Work instruction:
Only the pictures should be dropped; copy the rest of the entries exactly.

Items from a dataset
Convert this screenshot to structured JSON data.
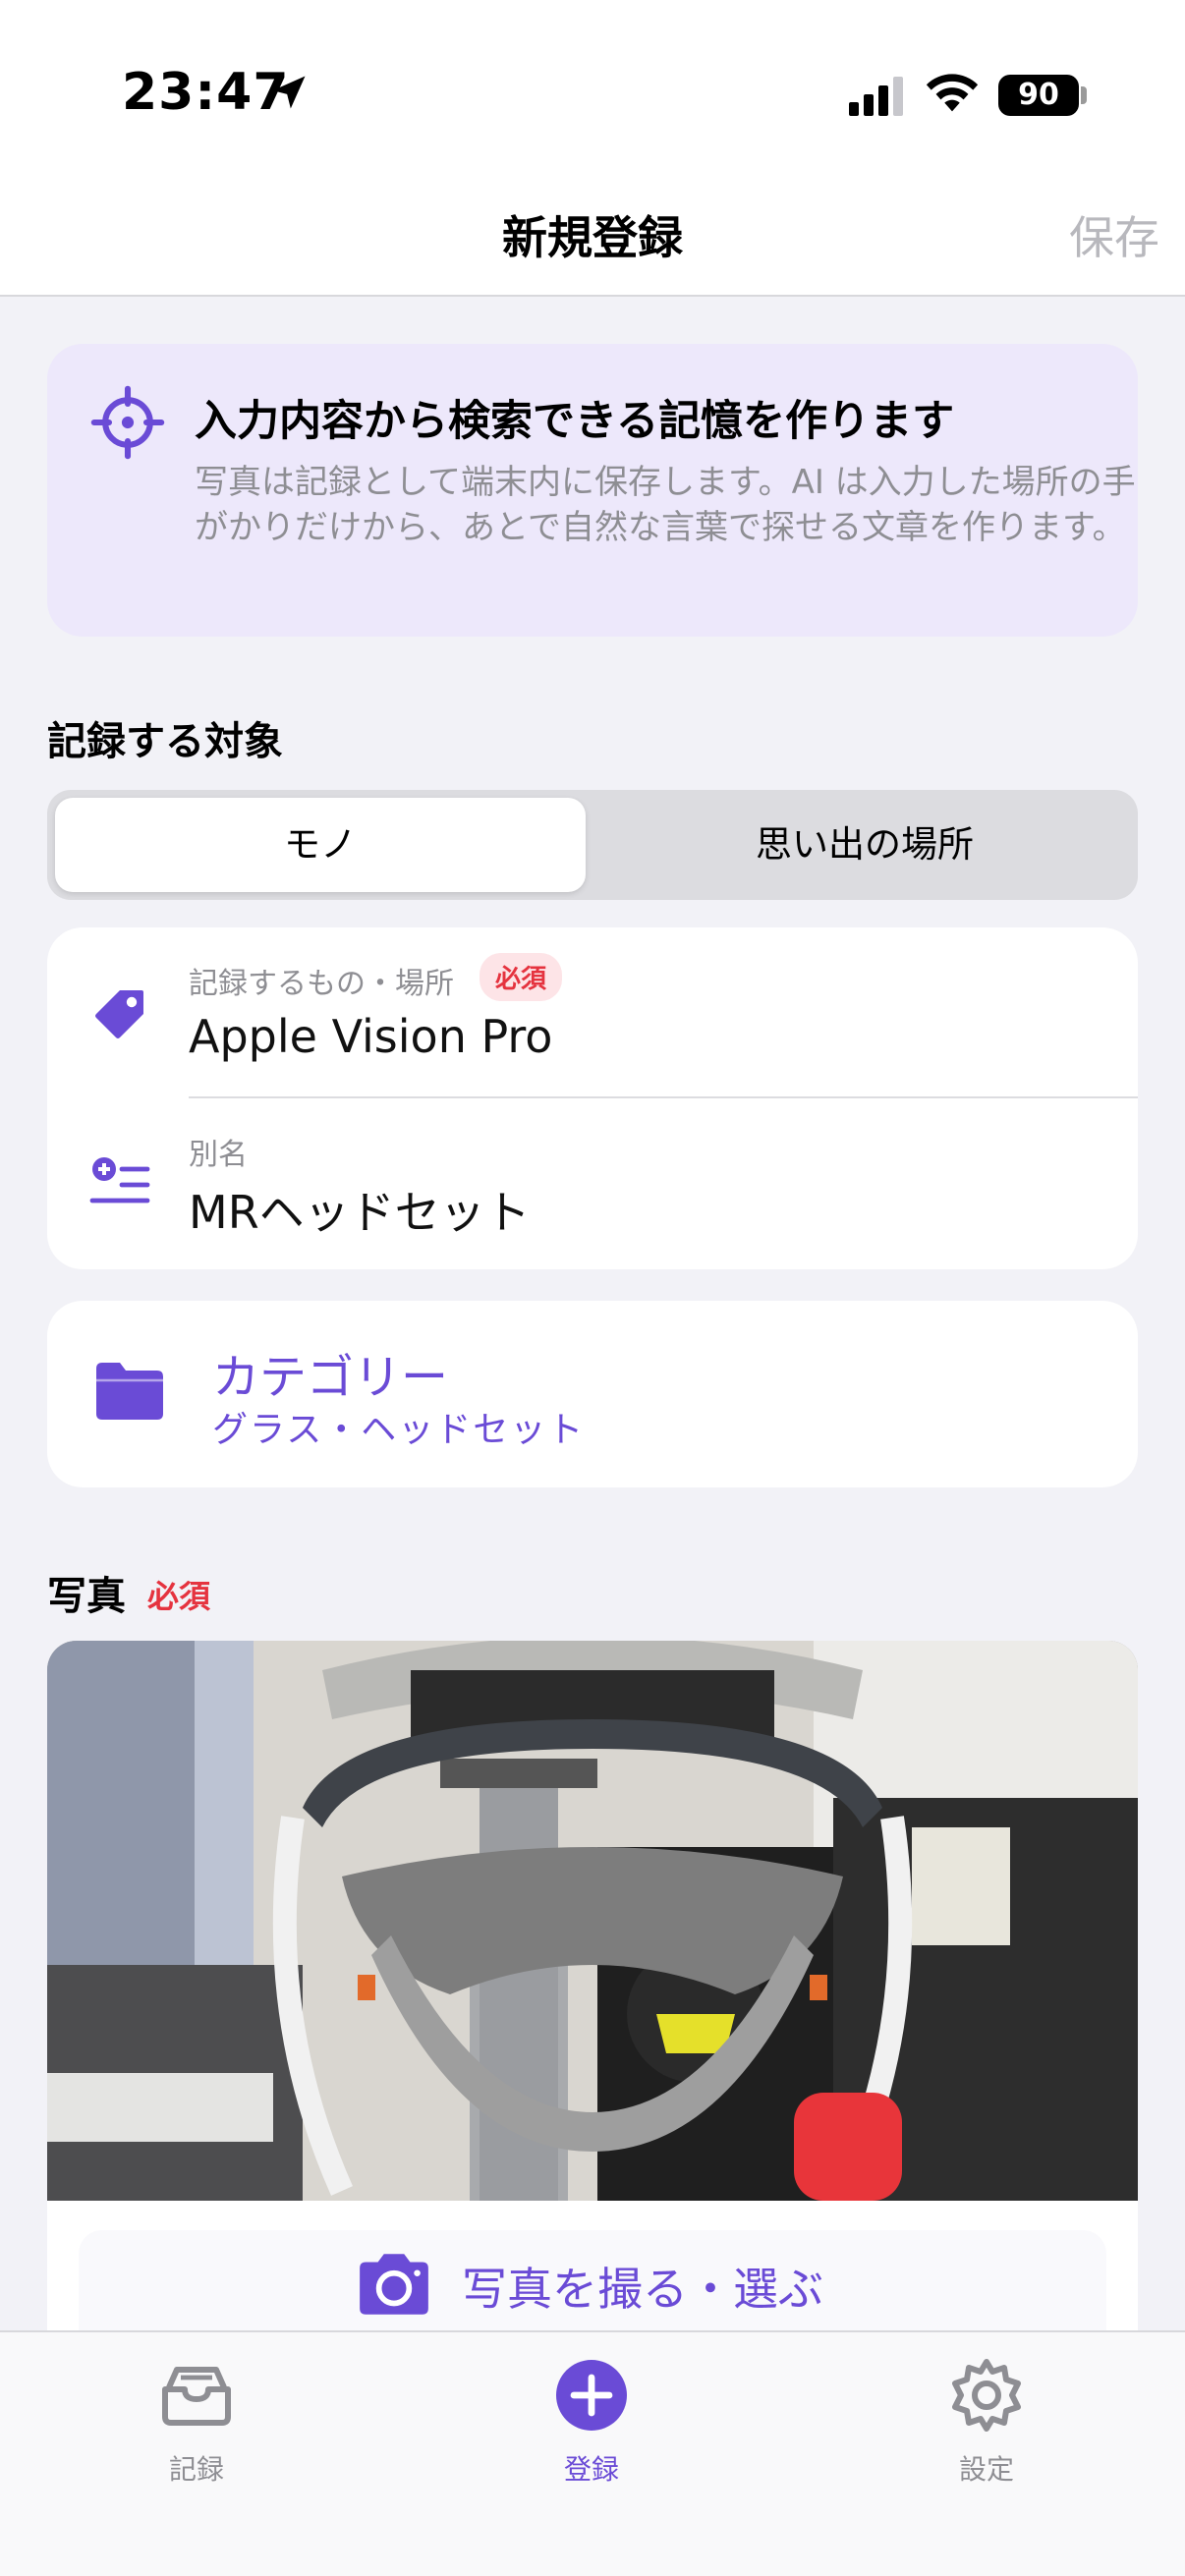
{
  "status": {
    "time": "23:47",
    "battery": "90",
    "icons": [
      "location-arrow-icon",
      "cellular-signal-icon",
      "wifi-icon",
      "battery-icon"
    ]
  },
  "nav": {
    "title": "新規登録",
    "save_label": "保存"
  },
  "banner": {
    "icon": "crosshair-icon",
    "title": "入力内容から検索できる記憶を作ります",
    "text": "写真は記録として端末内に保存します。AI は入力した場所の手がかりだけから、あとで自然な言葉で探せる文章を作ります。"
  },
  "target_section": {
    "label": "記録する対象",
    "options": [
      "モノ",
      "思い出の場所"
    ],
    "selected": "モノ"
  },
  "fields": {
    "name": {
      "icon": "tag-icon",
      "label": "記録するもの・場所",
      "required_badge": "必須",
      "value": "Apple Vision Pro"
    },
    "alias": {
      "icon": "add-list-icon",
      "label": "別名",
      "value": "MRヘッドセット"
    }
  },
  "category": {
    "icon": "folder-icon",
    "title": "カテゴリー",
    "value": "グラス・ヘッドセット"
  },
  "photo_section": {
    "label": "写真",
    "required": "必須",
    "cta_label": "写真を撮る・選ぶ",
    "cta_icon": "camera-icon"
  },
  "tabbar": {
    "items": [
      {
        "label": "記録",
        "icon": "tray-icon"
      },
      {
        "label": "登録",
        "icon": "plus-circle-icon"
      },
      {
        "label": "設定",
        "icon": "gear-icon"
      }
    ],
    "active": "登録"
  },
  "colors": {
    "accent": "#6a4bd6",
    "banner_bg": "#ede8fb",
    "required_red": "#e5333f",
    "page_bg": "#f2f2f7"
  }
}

Expected answer:
Convert this screenshot to structured JSON data.
{
  "status": {
    "time": "23:47",
    "battery": "90",
    "icons": [
      "location-arrow-icon",
      "cellular-signal-icon",
      "wifi-icon",
      "battery-icon"
    ]
  },
  "nav": {
    "title": "新規登録",
    "save_label": "保存"
  },
  "banner": {
    "icon": "crosshair-icon",
    "title": "入力内容から検索できる記憶を作ります",
    "text": "写真は記録として端末内に保存します。AI は入力した場所の手がかりだけから、あとで自然な言葉で探せる文章を作ります。"
  },
  "target_section": {
    "label": "記録する対象",
    "options": [
      "モノ",
      "思い出の場所"
    ],
    "selected": "モノ"
  },
  "fields": {
    "name": {
      "icon": "tag-icon",
      "label": "記録するもの・場所",
      "required_badge": "必須",
      "value": "Apple Vision Pro"
    },
    "alias": {
      "icon": "add-list-icon",
      "label": "別名",
      "value": "MRヘッドセット"
    }
  },
  "category": {
    "icon": "folder-icon",
    "title": "カテゴリー",
    "value": "グラス・ヘッドセット"
  },
  "photo_section": {
    "label": "写真",
    "required": "必須",
    "cta_label": "写真を撮る・選ぶ",
    "cta_icon": "camera-icon"
  },
  "tabbar": {
    "items": [
      {
        "label": "記録",
        "icon": "tray-icon"
      },
      {
        "label": "登録",
        "icon": "plus-circle-icon"
      },
      {
        "label": "設定",
        "icon": "gear-icon"
      }
    ],
    "active": "登録"
  },
  "colors": {
    "accent": "#6a4bd6",
    "banner_bg": "#ede8fb",
    "required_red": "#e5333f",
    "page_bg": "#f2f2f7"
  }
}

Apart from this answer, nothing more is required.